== ACTION ITEM ==
Counting only lines that contain "subtitle", how many are there in the records below? Give the figure alone.

== LISTED RECORDS ==
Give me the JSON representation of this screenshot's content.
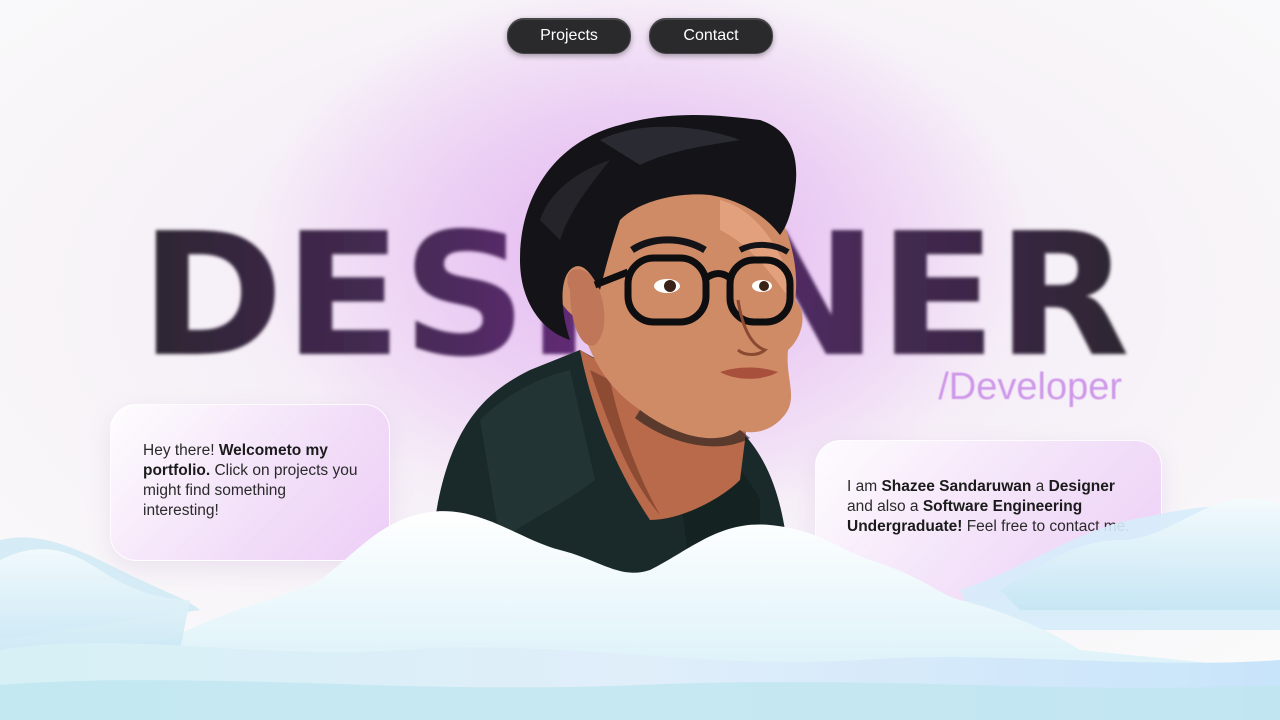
{
  "nav": {
    "projects_label": "Projects",
    "contact_label": "Contact"
  },
  "hero": {
    "title": "DESIGNER",
    "subtitle": "/Developer"
  },
  "intro_card": {
    "greeting": "Hey there! ",
    "welcome_bold": "Welcometo my portfolio.",
    "body": " Click on projects you might find something interesting!"
  },
  "about_card": {
    "prefix": "I am ",
    "name_bold": "Shazee Sandaruwan",
    "mid1": " a ",
    "role1_bold": "Designer",
    "mid2": " and also a ",
    "role2_bold": "Software Engineering Undergraduate!",
    "suffix": " Feel free to contact me."
  },
  "colors": {
    "nav_button_bg": "#2a2a2d",
    "title_dark": "#2c2631",
    "title_purple": "#5a2a6e",
    "subtitle": "#c889e8",
    "glow_pink": "#e2b4f0",
    "cloud_light": "#eaf6fb",
    "cloud_blue": "#bfe3f5"
  }
}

== EXPECTED OUTPUT ==
2